We typically used a boatbuilding epoxy for exterior doors (Chemtech), and PVA glue (Franklin Titebond) for interior doors. We're now searching for a suitable exterior adhesive with: decent open time, good water resistance and durability, ambient fabrication temperatures of 60 degrees, and ease of use (single component would be nice).
We currently are testing Titebond II for doors not exposed to extreme weather conditions, and find it to be OK. The down side seems to be its temperature sensitivity. Does any one know how weather resistant a glue like this is? Any alternatives?
National Casein has both a one-part and a two-part glue for exterior use. The two-part has a 24-hour shelf life. I have used both with great success.

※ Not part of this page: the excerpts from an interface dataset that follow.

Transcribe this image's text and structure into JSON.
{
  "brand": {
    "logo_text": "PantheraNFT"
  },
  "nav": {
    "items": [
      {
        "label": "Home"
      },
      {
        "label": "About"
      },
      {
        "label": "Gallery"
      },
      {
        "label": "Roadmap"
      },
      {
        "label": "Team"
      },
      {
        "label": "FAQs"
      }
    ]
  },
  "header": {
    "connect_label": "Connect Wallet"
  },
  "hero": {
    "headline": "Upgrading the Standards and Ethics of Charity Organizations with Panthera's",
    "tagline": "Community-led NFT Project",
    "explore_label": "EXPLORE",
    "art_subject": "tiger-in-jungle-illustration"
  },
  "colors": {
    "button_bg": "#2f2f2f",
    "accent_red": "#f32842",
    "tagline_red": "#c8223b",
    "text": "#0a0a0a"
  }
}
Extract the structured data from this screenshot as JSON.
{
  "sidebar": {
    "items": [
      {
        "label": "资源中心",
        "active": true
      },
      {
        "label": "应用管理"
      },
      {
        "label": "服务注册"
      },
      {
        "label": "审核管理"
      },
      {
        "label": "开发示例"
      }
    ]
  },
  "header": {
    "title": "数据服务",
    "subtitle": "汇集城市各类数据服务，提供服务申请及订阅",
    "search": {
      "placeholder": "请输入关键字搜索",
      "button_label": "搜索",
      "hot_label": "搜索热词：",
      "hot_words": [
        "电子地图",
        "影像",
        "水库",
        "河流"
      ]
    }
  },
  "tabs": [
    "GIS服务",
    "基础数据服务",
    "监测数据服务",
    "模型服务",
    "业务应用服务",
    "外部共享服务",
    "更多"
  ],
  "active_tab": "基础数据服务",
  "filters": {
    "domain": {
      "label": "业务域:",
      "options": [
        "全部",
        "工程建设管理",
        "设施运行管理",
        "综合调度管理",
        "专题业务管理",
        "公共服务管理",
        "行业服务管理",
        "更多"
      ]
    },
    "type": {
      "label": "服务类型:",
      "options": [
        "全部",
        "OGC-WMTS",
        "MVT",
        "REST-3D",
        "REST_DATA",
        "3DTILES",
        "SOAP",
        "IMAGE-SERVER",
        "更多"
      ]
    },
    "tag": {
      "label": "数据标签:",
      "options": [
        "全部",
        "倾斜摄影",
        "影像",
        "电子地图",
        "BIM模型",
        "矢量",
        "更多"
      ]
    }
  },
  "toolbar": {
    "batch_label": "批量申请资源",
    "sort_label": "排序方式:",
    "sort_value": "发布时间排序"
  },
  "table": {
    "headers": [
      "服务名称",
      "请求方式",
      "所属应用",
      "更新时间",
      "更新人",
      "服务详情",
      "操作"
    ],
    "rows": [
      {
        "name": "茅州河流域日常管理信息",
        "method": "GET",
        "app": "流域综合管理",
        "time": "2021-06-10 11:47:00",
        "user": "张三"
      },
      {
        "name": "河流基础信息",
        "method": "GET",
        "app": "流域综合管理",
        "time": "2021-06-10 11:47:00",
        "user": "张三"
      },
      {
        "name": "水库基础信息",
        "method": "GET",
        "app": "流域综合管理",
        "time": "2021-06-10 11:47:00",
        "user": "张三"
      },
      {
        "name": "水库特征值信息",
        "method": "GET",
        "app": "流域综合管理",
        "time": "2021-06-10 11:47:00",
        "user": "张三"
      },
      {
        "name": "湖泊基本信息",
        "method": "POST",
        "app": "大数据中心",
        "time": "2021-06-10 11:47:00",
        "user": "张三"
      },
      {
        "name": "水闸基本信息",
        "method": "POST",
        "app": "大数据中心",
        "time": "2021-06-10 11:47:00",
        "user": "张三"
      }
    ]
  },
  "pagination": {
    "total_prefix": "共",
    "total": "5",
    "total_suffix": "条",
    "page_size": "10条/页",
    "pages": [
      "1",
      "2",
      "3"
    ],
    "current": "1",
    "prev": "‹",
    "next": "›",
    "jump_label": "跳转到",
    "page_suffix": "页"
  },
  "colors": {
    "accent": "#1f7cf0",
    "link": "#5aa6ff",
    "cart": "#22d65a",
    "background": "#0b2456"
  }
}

The following is a general description of major adhesive groups, but there are variations within each group:
|PVA - crosslink (Titebond II, etc.)||high||moderate||high||colorless|
Eugene M. Wengert, forum technical advisor
Of course, the most durable exterior glue is resorcinol, however inconvenient. If using resorcinol, ALWAYS mix by weight, NOT by volume. Resorcinol is also particularly good with RF.
I have used Gorilla Glue a little. I believe that it is a polyurethane glue. I have heard it was developed in Europe as a replacement for epoxy. When I ordered my glue from the Gorilla people, I asked them if it was a Type I glue. They did not know what I was talking about. I like Gorilla glue. It foams up as it cures, which seems to give it excellent gap filling characteristics. The moisture in the wood is the catalyst that cures the glue. It takes about 3 hours for the foam to harden. In liquid form the glue is difficult to remove from wood. It must be removed with mineral spirits or alcohol. After the foam has set it is also difficult to remove. It is difficult to prevent squeeze out due to the foaming action. The glue can also stain your skin.
This glue is a 2-component white glue with an isocyanate-based catalyst. The glue meets the DIN "B4" standard in Germany which I believe is the highest waterproof standard for the construction industry there. This glue is specified most times in the production of glue-lam scantlings (3" x 3-1/2" cross-section) that are used to make the German window frames for exterior use.
This glue is more tolerant of less-than perfect conditions, such as imperfect surface machining or a little bit too much moisture. I believe the glue is similar to a polyurethane (although it handles like a 2-component white glue) since it does expand slightly when curing. The glue is also advertised to adhere metal to wood and we have had cases where this happens on our machinery.
I do believe though that there are some restrictions in handling this catalyst and it might not be available in your market. National Casein also makes the glue so I am sure you can get more information from them about availability.
Comment from contributor A:
For doormaking, clamping pressure is not really an issue, so the expensive 5-1 epoxies that perform under weak pressure aren't worth the expense.
Resorcinol and plastic resins both like high clamping pressure, resorcinol for top-rate waterproofing and plastic resin for minimal cost at the expense of only a water-resistant bond.
Polys need high clamping pressure and perfect faying surfaces, but are expensive, though not as expensive as epoxy.